You may not have noticed it, but Volvo recently stopped manufacturing diesel variants of its compact SUV. There are probably still a few left in stock, but it is no longer possible to order one. The XC40 range therefore only includes petrol and plug-in hybrid variants, before this 100% electric version does not arrive in dealerships in early 2021. We were able to get behind the wheel of a pre-production model very briefly, not fully finalized, but already very successful.
Very efficient despite its 2,200 kg
Despite a very high mass of around 2,200 kg (The battery alone already weighs 500 kg…), this Recharge P8 AWD, equipped with a 78 kWh lithium-ion battery, of which 75 kWh can be used, accelerates very strongly (0 to 100 km / h in just 4.9 s) thanks to 408 hp and 660 Nm of torque delivered by its two electric motors, each installed on one of the two running gears. This Swede has four-wheel drive, and thus distributes the torque between the front and the rear as well as possible to maintain good balance and maintain stability, even on wet roads, as we have seen.
Balanced chassis, but be careful on slippery roads
Of course, with such a mass, you must remain vigilant on a winding road, especially if it is slippery, to avoid slipping of the nose, which can then be important. Fortunately, the ESP anti-skidding works well, and quite finely, so without ever intervening too early. But it will remain subject to the laws of physics, which always disadvantage extra pounds. Furthermore, too much steering assistance does not allow you to fully feel the level of grip as well as its evolutions, which would have informed the driver of a slippery road. Hence our advice to set this steering to its "firm" mode, which is still a little too assisted, but significantly limits the problem.
Successful "One pedal" mode

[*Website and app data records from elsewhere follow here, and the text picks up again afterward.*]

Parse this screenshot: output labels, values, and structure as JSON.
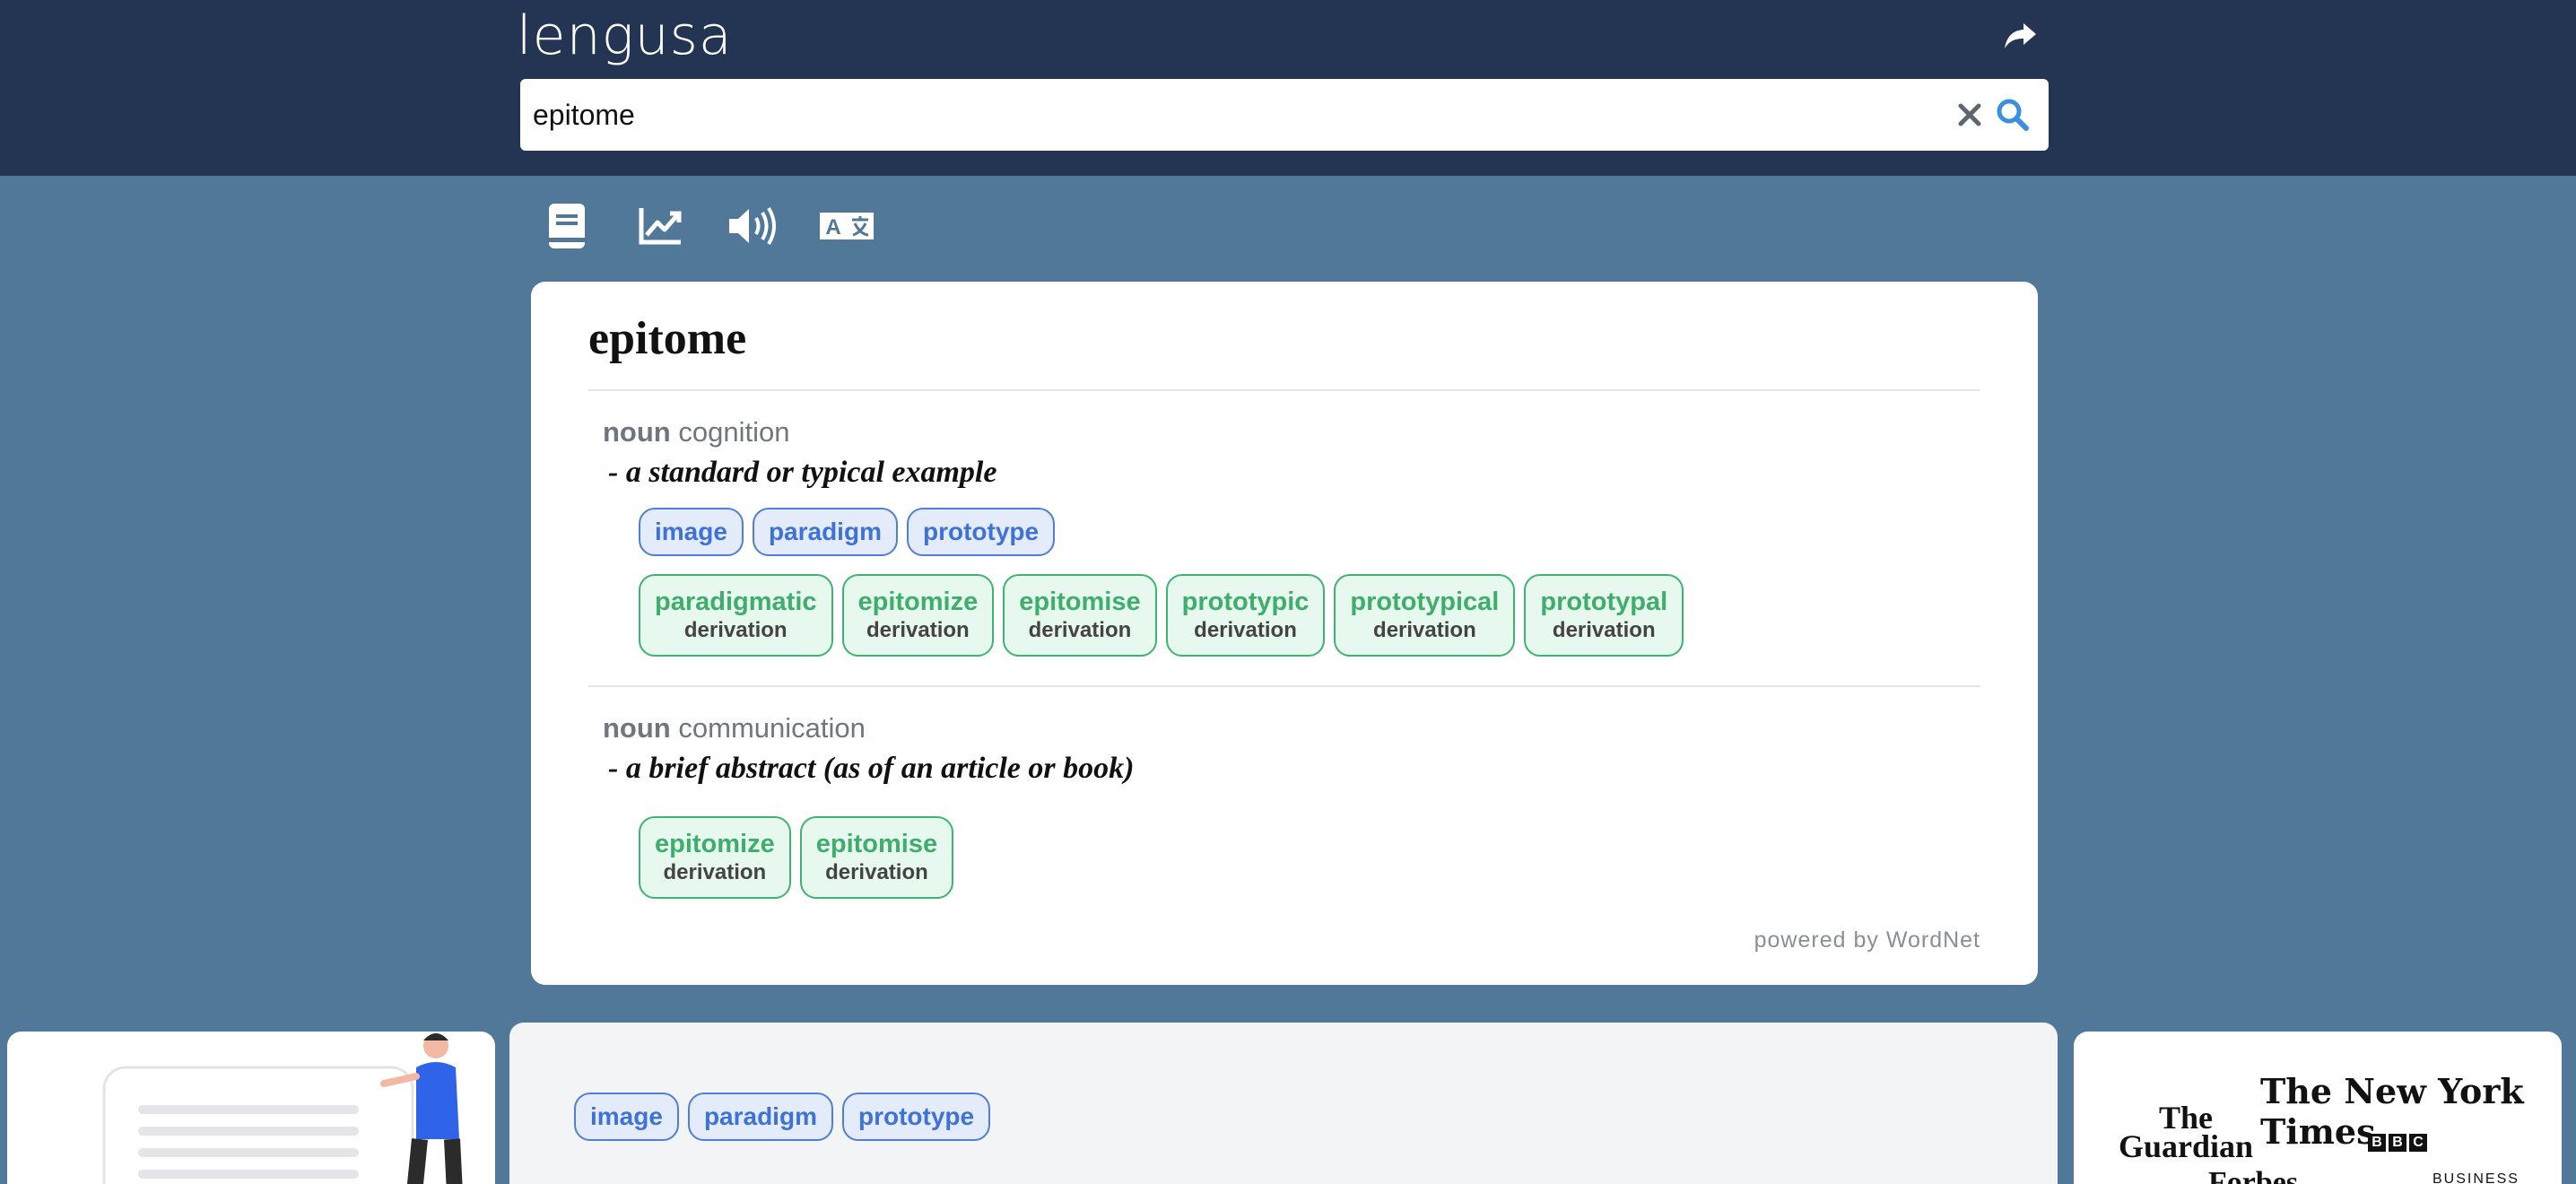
{
  "header": {
    "logo": "lengusa",
    "search_value": "epitome"
  },
  "toolbar": {
    "items": [
      {
        "icon": "book-icon"
      },
      {
        "icon": "trend-chart-icon"
      },
      {
        "icon": "speaker-icon"
      },
      {
        "icon": "translate-icon"
      }
    ]
  },
  "entry": {
    "word": "epitome",
    "senses": [
      {
        "pos": "noun",
        "category": "cognition",
        "gloss": "- a standard or typical example",
        "synonyms": [
          "image",
          "paradigm",
          "prototype"
        ],
        "derivations": [
          {
            "word": "paradigmatic",
            "type": "derivation"
          },
          {
            "word": "epitomize",
            "type": "derivation"
          },
          {
            "word": "epitomise",
            "type": "derivation"
          },
          {
            "word": "prototypic",
            "type": "derivation"
          },
          {
            "word": "prototypical",
            "type": "derivation"
          },
          {
            "word": "prototypal",
            "type": "derivation"
          }
        ]
      },
      {
        "pos": "noun",
        "category": "communication",
        "gloss": "- a brief abstract (as of an article or book)",
        "synonyms": [],
        "derivations": [
          {
            "word": "epitomize",
            "type": "derivation"
          },
          {
            "word": "epitomise",
            "type": "derivation"
          }
        ]
      }
    ],
    "powered_by": "powered by WordNet"
  },
  "bottom": {
    "synonyms": [
      "image",
      "paradigm",
      "prototype"
    ],
    "press_logos": {
      "nyt": "The New York Times",
      "guardian_line1": "The",
      "guardian_line2": "Guardian",
      "bbc": [
        "B",
        "B",
        "C"
      ],
      "forbes": "Forbes",
      "business": "BUSINESS"
    }
  },
  "colors": {
    "header_bg": "#243453",
    "page_bg": "#527899",
    "chip_blue": "#3f72d6",
    "chip_green": "#3fae6c"
  }
}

For its electric XC40, Volvo has decided to take up a good idea inaugurated by BMW on its i3, then taken up by the Nissan Leaf and the Honda e, namely a "One Pedal" mode where braking is managed, except in an emergency, by releasing the accelerator pedal until it comes to a complete stop. Very pleasant in town where this choice allows to minimize the movements of the right foot, this system takes care of maximizing the regenerative braking (the one which recharges the battery by transforming the kinetic energy into electricity thanks to the generator function of the electric motors), and add friction braking if necessary. In the vast majority of cases, everything is managed with good progressivity, although there is still a little brutality around 10 km / h when you decide to re-accelerate. A small defect on which the engineers are surely working on before marketing.
Two regenerative braking values available
To satisfy those who do not like this important engine brake (2 m / s2 for technicians), the XC40 Recharge P8 AWD – that's its nickname – will offer a lower level of regenerative braking, which was not yet available. on the model tested, as well as a freewheel mode for those who prefer. Of course, in an emergency, in this "One Pedal" mode, it will be necessary to press the brake pedal, which is quite natural to dose, except on small surprise braking in town where there is a small and unpleasant reaction time.
Android on board
On board, in addition to the various displays related to the electrical functions, we note the appearance of a new communication interface using the Android system of our mobile phones. This allows us to have all the apps we are used to, to replace the access and start key with our smartphone, and this electric XC40 to be connected to the outside. The updates will be done by the Cloud as at Tesla, while this SUV "communicates" with the other connected cars, for example by signaling to others that the road is slippery if there is a triggering of traction control, ABS or ESP, or by receiving this same information from other connected cars.
A barely shrunken chest
Finally, thanks to a battery architecture making the best use of the underside of the seats and the central tunnel, which is now useless in the absence of an exhaust and a transmission shaft, Volvo has practically succeeded in preserving the boot space, which would lose only around 20 dm3. Something that we will not fail to check in January, just like the real autonomy, which Volvo announces at 418 km on the WLTP cycle.
On the other hand, if fast charging to 150 kW is possible for an 80% full in 40 minutes (remember that there are only about forty Ionity terminals offering this power in France, and only on the motorways), is astonishing that Volvo does not provide better than a 16 A cable (3.7 kW max, so a full in 20 h) to recharge it on a Wallbox at home, while a 32 A (7.4 kW) cable would cut the recharging time in half. For those who have a three-phase power supply (this is extremely rare at home), this Swede fortunately has an on-board charger of 11 kW, which is enough to fill up to 80% in about 6 hours. This 100% electric Volvo will be available from next January against € 59,940 (bonus of € 3,000 so if no options), only in R-Design finish.